┏━━
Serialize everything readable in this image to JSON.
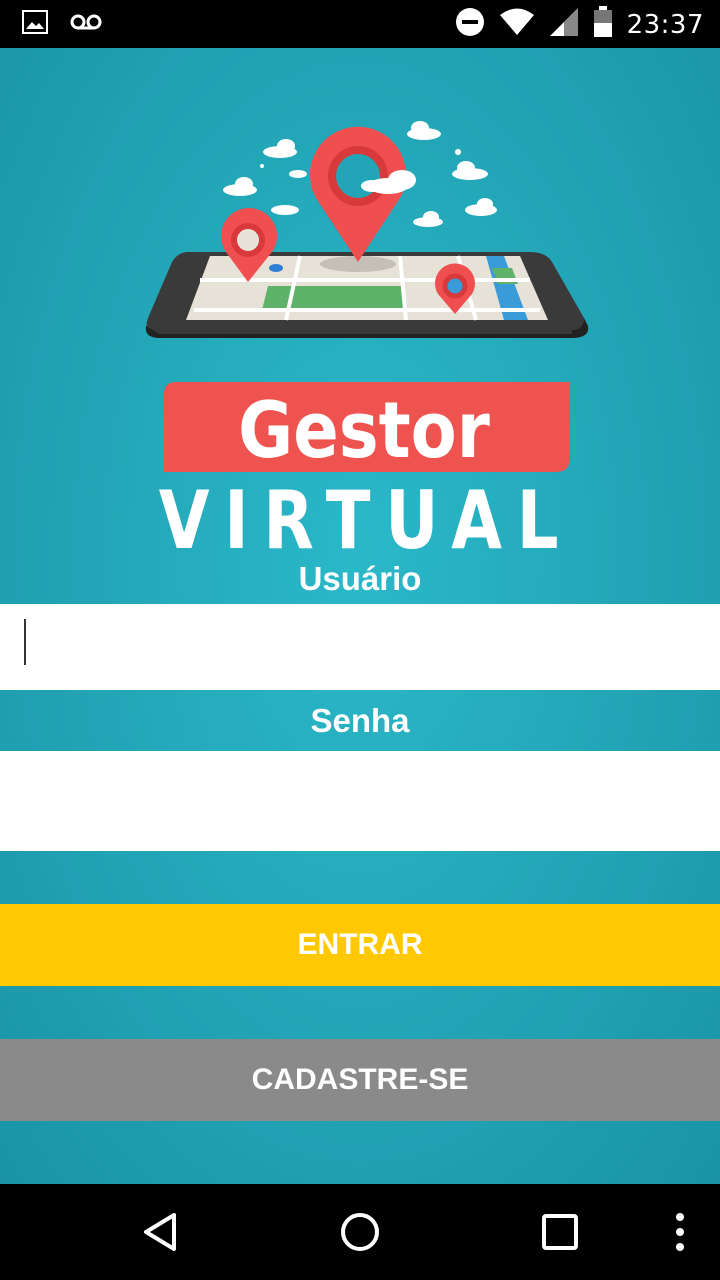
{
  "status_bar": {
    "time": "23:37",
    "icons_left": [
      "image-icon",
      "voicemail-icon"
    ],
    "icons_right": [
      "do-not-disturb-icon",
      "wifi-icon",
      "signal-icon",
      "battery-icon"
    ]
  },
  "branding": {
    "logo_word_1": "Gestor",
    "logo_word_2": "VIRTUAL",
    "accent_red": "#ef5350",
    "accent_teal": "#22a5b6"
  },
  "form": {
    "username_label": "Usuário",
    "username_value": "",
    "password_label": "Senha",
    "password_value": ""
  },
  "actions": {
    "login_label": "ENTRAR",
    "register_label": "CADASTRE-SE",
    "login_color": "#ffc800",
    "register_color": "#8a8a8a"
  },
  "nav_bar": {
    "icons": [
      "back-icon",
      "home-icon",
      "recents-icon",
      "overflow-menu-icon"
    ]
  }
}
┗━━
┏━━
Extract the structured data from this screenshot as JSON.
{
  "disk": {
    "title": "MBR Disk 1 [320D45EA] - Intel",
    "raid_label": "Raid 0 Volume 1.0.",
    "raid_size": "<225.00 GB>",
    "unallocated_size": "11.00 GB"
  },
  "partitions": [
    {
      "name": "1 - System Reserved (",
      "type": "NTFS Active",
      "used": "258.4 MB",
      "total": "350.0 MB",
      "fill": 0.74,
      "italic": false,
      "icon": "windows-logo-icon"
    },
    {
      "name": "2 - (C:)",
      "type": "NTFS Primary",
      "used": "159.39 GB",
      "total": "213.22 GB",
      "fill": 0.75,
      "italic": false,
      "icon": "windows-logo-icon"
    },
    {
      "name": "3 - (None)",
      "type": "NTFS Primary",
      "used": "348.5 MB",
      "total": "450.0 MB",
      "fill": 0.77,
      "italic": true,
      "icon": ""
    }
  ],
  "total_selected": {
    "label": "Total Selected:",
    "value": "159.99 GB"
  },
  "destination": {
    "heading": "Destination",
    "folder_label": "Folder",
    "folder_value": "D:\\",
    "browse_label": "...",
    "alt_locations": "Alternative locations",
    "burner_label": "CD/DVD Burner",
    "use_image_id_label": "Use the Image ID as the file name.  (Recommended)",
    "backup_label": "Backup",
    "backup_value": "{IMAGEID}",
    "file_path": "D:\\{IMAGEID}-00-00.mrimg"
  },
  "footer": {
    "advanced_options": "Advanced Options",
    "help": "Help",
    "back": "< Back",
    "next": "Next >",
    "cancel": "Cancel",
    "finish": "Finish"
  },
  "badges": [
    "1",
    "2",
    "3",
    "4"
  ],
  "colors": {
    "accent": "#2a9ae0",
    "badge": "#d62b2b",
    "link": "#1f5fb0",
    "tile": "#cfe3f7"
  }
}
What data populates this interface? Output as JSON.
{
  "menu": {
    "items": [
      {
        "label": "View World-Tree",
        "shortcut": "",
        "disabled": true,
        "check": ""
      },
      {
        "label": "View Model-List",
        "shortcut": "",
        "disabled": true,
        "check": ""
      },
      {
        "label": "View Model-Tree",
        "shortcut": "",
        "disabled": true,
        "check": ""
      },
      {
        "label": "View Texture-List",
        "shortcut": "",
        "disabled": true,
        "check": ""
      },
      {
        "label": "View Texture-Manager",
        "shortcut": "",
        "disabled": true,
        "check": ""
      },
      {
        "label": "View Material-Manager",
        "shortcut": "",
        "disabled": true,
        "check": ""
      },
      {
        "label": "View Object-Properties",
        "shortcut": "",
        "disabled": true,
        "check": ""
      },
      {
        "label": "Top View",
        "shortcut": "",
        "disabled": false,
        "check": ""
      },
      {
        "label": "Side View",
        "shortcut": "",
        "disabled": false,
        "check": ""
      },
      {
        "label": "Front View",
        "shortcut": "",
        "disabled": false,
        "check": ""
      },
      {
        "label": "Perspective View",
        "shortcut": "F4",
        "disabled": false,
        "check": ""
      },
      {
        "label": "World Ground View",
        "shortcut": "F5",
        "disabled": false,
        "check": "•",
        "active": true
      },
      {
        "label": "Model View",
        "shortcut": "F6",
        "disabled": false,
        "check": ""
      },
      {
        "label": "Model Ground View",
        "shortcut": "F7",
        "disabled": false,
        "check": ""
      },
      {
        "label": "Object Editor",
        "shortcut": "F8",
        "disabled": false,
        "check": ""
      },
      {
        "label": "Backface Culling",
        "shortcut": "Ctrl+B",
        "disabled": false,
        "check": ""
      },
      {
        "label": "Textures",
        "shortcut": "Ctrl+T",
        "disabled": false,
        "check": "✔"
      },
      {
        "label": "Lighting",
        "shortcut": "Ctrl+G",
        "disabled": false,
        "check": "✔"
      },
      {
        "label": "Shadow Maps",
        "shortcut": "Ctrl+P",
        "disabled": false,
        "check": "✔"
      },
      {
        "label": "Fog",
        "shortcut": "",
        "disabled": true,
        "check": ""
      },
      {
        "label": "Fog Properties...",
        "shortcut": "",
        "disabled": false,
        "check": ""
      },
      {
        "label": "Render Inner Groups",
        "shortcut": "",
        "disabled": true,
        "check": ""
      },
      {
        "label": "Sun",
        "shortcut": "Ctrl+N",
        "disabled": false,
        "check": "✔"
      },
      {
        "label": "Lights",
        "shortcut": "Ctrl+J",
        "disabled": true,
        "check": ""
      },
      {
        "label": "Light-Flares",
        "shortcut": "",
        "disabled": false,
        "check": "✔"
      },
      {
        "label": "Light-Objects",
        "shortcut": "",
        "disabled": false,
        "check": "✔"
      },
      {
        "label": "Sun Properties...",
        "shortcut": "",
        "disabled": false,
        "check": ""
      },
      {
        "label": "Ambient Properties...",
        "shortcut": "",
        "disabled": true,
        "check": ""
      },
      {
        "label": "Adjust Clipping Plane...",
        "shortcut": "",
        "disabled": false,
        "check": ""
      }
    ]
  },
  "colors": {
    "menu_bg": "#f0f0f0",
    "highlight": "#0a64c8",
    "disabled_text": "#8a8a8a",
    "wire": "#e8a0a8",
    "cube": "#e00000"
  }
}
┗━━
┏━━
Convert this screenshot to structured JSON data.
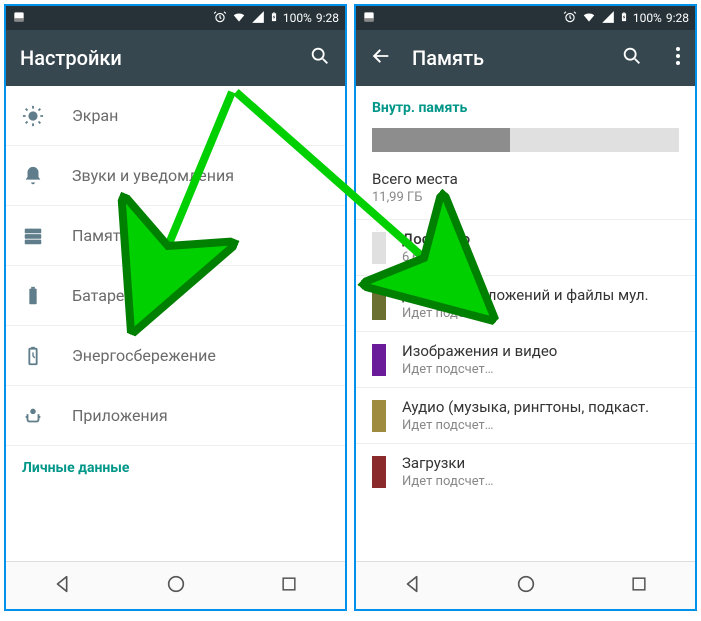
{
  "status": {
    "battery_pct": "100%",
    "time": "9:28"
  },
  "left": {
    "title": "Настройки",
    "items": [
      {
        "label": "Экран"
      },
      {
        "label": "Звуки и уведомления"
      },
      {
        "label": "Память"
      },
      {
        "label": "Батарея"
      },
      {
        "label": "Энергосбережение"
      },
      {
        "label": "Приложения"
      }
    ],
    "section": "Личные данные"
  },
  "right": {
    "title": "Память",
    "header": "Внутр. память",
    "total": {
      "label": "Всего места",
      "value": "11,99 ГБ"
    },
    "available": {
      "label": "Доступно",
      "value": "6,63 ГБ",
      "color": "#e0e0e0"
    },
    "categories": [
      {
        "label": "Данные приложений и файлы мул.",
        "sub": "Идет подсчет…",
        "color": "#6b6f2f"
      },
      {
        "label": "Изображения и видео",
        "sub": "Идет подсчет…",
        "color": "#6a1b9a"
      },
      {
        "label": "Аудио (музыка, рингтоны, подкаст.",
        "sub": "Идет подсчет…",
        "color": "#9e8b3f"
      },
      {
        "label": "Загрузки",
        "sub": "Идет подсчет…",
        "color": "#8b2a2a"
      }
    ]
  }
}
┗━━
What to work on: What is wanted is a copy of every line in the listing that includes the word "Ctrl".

Answer space:
        "shortcut": "Ctrl+B",
        "shortcut": "Ctrl+T",
        "shortcut": "Ctrl+G",
        "shortcut": "Ctrl+P",
        "shortcut": "Ctrl+N",
        "shortcut": "Ctrl+J",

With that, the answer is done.